Widowed and caring for his disabled son, Charlie Farrall Snr was heading for a breakdown – or worse – until he heard about sheltered housing. Robert Mair reports.

In this article:

  1. Struggling alone
  2. D’Oliveira Court
  3. The warden
  4. Pat Breeze
  5. A better quality of life

Struggling alone

Life was unbearable for Charlie Farrall after the death of his wife Margaret in 2006. Left to care for their son – Charlie Jnr, who has cerebral palsy – the family home was suddenly too big to handle and his son’s condition too difficult to deal with alone. Charlie was starting to lose his grip.

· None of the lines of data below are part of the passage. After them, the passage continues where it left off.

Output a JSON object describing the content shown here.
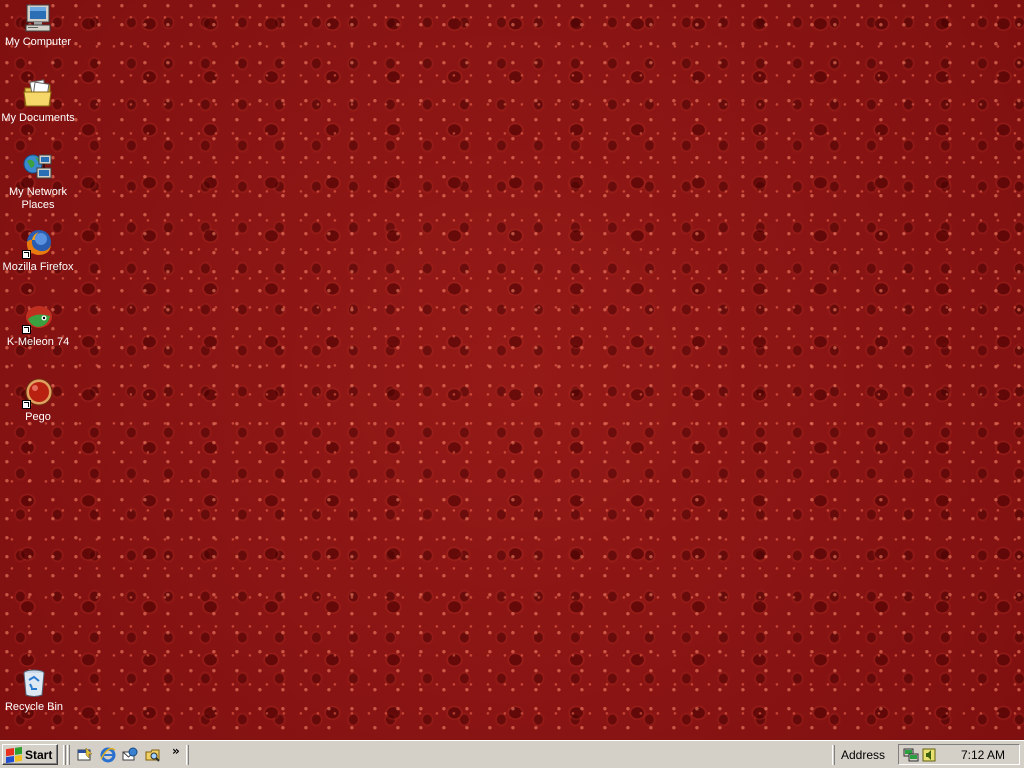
{
  "desktop": {
    "background_color": "#8c1414",
    "icons": [
      {
        "label": "My Computer",
        "icon": "my-computer-icon"
      },
      {
        "label": "My Documents",
        "icon": "my-documents-icon"
      },
      {
        "label": "My Network Places",
        "icon": "network-places-icon"
      },
      {
        "label": "Mozilla Firefox",
        "icon": "firefox-icon"
      },
      {
        "label": "K-Meleon 74",
        "icon": "k-meleon-icon"
      },
      {
        "label": "Pego",
        "icon": "pego-icon"
      },
      {
        "label": "Recycle Bin",
        "icon": "recycle-bin-icon"
      }
    ]
  },
  "taskbar": {
    "start_label": "Start",
    "quick_launch": [
      "show-desktop-icon",
      "internet-explorer-icon",
      "outlook-express-icon",
      "windows-explorer-icon"
    ],
    "chevron": "»",
    "address_label": "Address",
    "clock": "7:12 AM",
    "tray_icons": [
      "network-tray-icon",
      "volume-tray-icon"
    ]
  }
}
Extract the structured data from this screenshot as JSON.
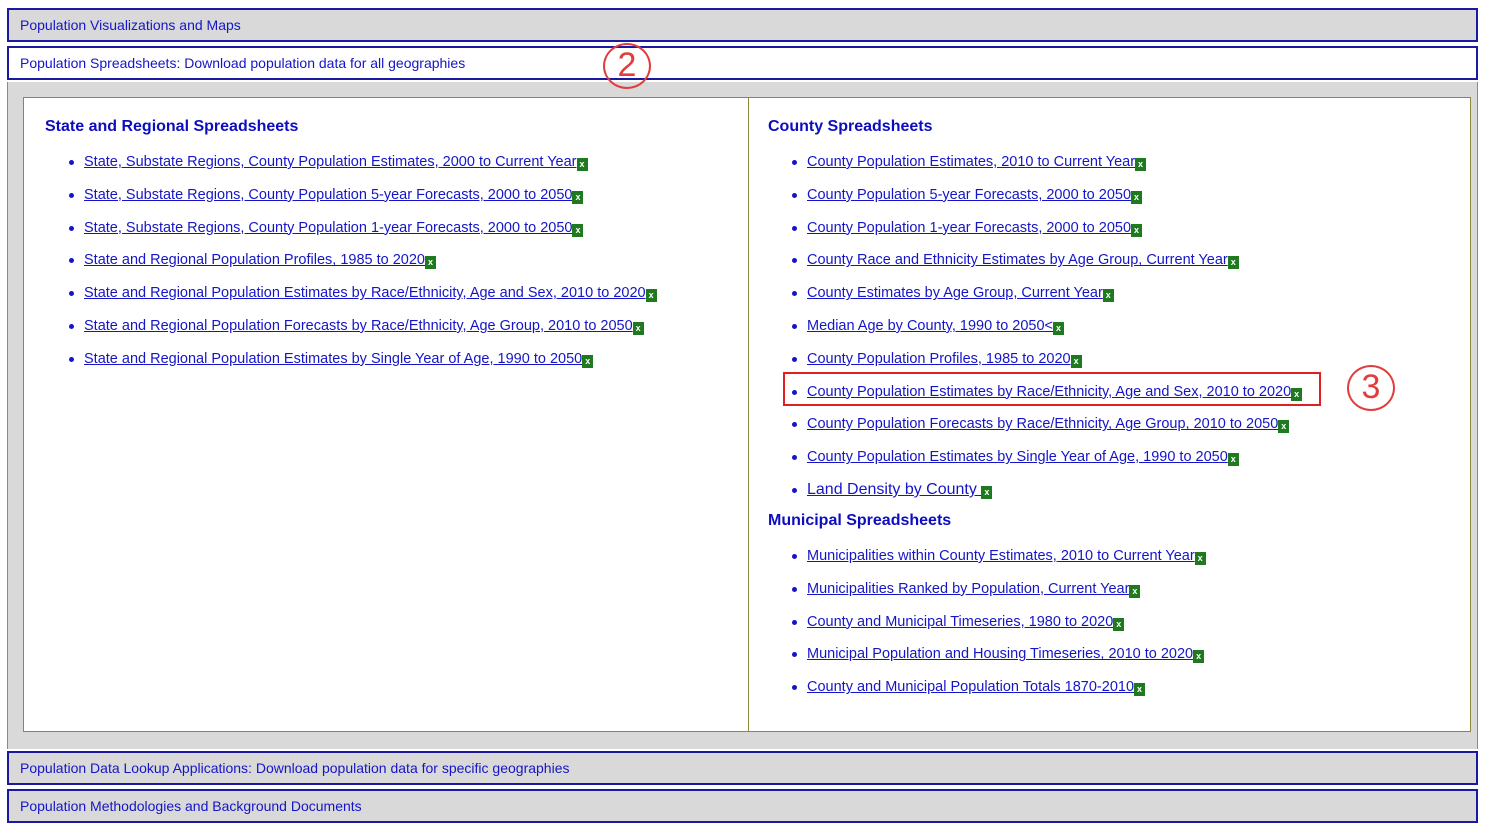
{
  "accordion": {
    "viz_label": "Population Visualizations and Maps",
    "spreadsheets_label": "Population Spreadsheets: Download population data for all geographies",
    "lookup_label": "Population Data Lookup Applications: Download population data for specific geographies",
    "methodologies_label": "Population Methodologies and Background Documents"
  },
  "state_regional": {
    "title": "State and Regional Spreadsheets",
    "links": [
      "State, Substate Regions, County Population Estimates, 2000 to Current Year",
      "State, Substate Regions, County Population 5-year Forecasts, 2000 to 2050",
      "State, Substate Regions, County Population 1-year Forecasts, 2000 to 2050",
      "State and Regional Population Profiles, 1985 to 2020",
      "State and Regional Population Estimates by Race/Ethnicity, Age and Sex, 2010 to 2020",
      "State and Regional Population Forecasts by Race/Ethnicity, Age Group, 2010 to 2050",
      "State and Regional Population Estimates by Single Year of Age, 1990 to 2050"
    ]
  },
  "county": {
    "title": "County Spreadsheets",
    "links": [
      "County Population Estimates, 2010 to Current Year",
      "County Population 5-year Forecasts, 2000 to 2050",
      "County Population 1-year Forecasts, 2000 to 2050",
      "County Race and Ethnicity Estimates by Age Group, Current Year",
      "County Estimates by Age Group, Current Year",
      "Median Age by County, 1990 to 2050<",
      "County Population Profiles, 1985 to 2020",
      "County Population Estimates by Race/Ethnicity, Age and Sex, 2010 to 2020",
      "County Population Forecasts by Race/Ethnicity, Age Group, 2010 to 2050",
      "County Population Estimates by Single Year of Age, 1990 to 2050",
      "Land Density by County "
    ]
  },
  "municipal": {
    "title": "Municipal Spreadsheets",
    "links": [
      "Municipalities within County Estimates, 2010 to Current Year",
      "Municipalities Ranked by Population, Current Year",
      "County and Municipal Timeseries, 1980 to 2020",
      "Municipal Population and Housing Timeseries, 2010 to 2020",
      "County and Municipal Population Totals 1870-2010"
    ]
  },
  "icons": {
    "excel_icon": "excel-file-icon",
    "excel_glyph": "x"
  },
  "annotations": {
    "marker_2": "2",
    "marker_3": "3",
    "marker_color": "#e23c3c"
  },
  "colors": {
    "link": "#1515c8",
    "heading": "#0d0dbf",
    "header_bg": "#d9d9d9",
    "excel_green": "#1f7a1f"
  }
}
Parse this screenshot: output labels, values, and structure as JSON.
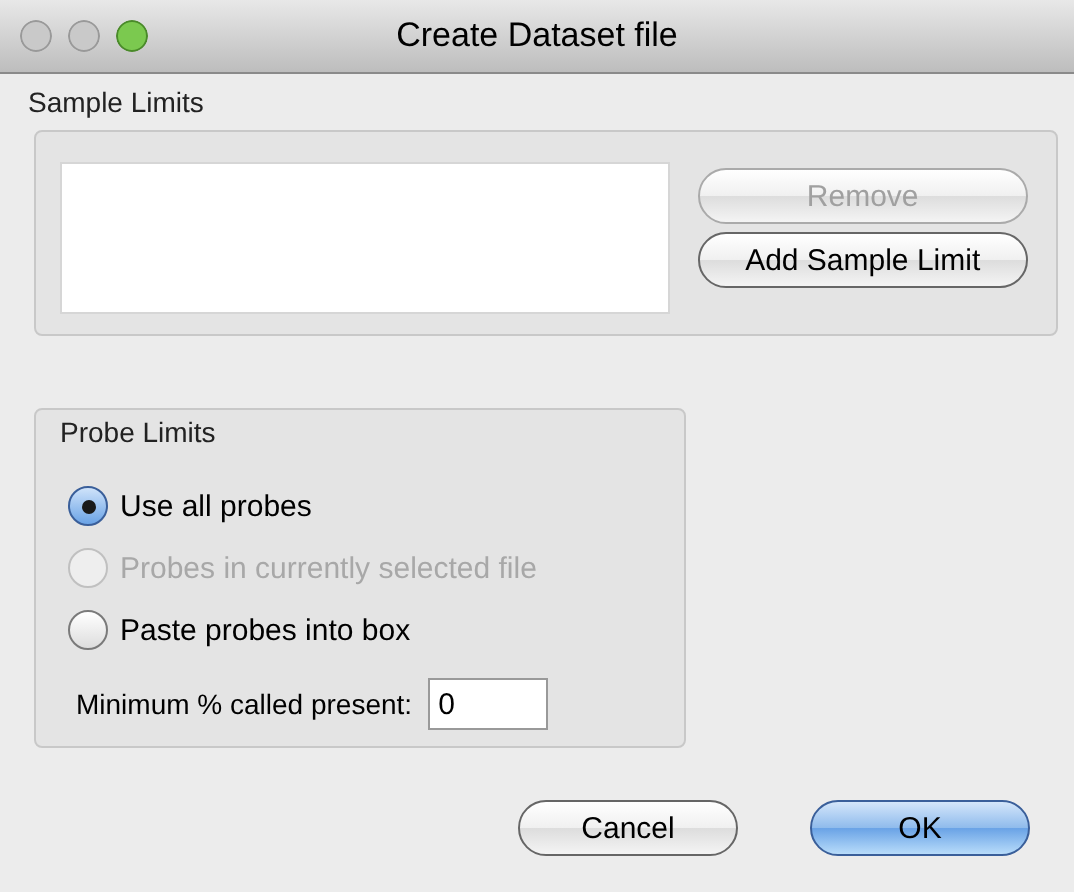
{
  "window": {
    "title": "Create Dataset file"
  },
  "sample_limits": {
    "label": "Sample Limits",
    "buttons": [
      {
        "label": "Remove",
        "disabled": true
      },
      {
        "label": "Add Sample Limit",
        "disabled": false
      }
    ]
  },
  "probe_limits": {
    "label": "Probe Limits",
    "options": [
      {
        "label": "Use all probes",
        "selected": true,
        "disabled": false
      },
      {
        "label": "Probes in currently selected file",
        "selected": false,
        "disabled": true
      },
      {
        "label": "Paste probes into box",
        "selected": false,
        "disabled": false
      }
    ],
    "minimum": {
      "label": "Minimum % called present:",
      "value": "0"
    }
  },
  "buttons": [
    {
      "label": "Cancel",
      "kind": "normal"
    },
    {
      "label": "OK",
      "kind": "default"
    }
  ]
}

“I was deteriorating and I just couldn’t cope where I was living,” he says. “Charlie Jnr was my mainstay after Margaret had passed away and I’d never have been able to keep going if it wasn’t for him."

“But my worry was if anything was to happen to me – and at my age that could be at any time – I wanted something in place where he would be looked after.”

Spurred on by his desire to care his son, Charlie started to look at alternative accommodation away from the family home, which held too many memories.

Initially reluctant to consider residential care or sheltered housing (“I expected to see people crawling around on their hands or knees, or being pushed around in a chair all the time”), it was only when he visited D’Oliveira Court, a care home in Greater Manchester, that his view softened.

D’Oliveira Court

D’Oliveira Court is a sheltered housing scheme and where residents live in self-contained units. The major benefit for Charlie Snr was that Contour Homes – which runs D’Oliveira Court – could provide flats for him and his son, ensuring they could live together, remain independent but receive help if needed.

“He’s got the kind of temperament that he wants to do everything himself. There are times when he needs help – and he won’t refuse it – but if he can do it by himself, he will."

“If he falls he can’t get up, though. He needs to be somewhere or near somebody who can lift him up. The set up at D’Oliveira Court is ideal and if anything were to happen to me he’ll be fine.”

To support independent living, several resources are available on site, including a hairdressers, laundrette and post office. Local shops are within walking distance, including a pub and chip shop, and bus stops link the scheme to Rochdale and Bury.

But for people like Charlie Jnr, specially-adapted disabled flats are available and an on-site warden provides help and support 5 days a week.

The warden

Liz Dean has been the warden at D’Oliveira Court for 18 years. Her day starts at 8:30am, when she checks on the residents, provides wake-up calls if needed and occasionally stops by for a coffee or a chat. She arranges for doctors to visit and helps residents fill out benefits claims. She even helps them sort out financial problems and bills if they ask. For her, the benefits of sheltered housing are obvious.

“We’re promoting independent living,” she says. “A lot of relatives of our residents initially think a nursing home is the answer. It’s not – they might sit there and vegetate. Sheltered housing gives them self-contained flats so they can carry on living as they did in their own homes."

“Of course, it’s a big change but you find they have a better lease of life; they are secure and there are lots more people they can see and talk to.”

Liz does, however, have to keep an eye on the residents and be quick to act if she feels sheltered housing no longer fulfils their needs:

“I know my residents and I know when something is wrong with them. If I can tell something is wrong, I’ll bring it to their attention and we’ll see if we can improve the situation – but sometimes that’s not always possible.”

Pat Breeze

One resident to benefit from Liz’s knowledge is Pat Breeze. Like the Farralls, she was adamant she wasn’t going into social care, but after badly breaking her hip she was left with little choice. Some years ago her right leg was amputated and the subsequent fracture left her immobile and seriously ill.

After returning home to her small flat, local youths terrorised her and she began to feel cut off from the local community.

“I was really isolated,” Pat recalls. “There was nothing going on and the kiddies would torment me. They were only 4 or 5 years old, but they cut the aerial connection to my [television]. My granddaughter used to say she could never settle because she was worried about me.”

The family rallied round and looked for alternative accommodation in a bid to save Pat from her isolated existence. And although Pat already knew Liz, she was still unsure about moving to sheltered housing – until she saw the place:

“The moment she pushed me through the front door of the flat – no word of a lie – I said I’ll take it. And it’s the best thing I’ve ever done. I go out more now than I did in the years since I lost my leg.”

A better quality of life

For the Farralls, sheltered housing has also given them a new lease of life. “It’s been a godsend,” Charlie says. “We’ve not been here long, but I know it’s something I should’ve done a long time ago.

“I put my name on the waiting list for another scheme but never followed it through. If I had I’d have been living comfortably now. I think if I’d stayed in my old house I’d only have had a few months left in me."

“But being here in his own flat has given Charlie Jnr independence that he didn’t have before – and it’s brought us closer together.”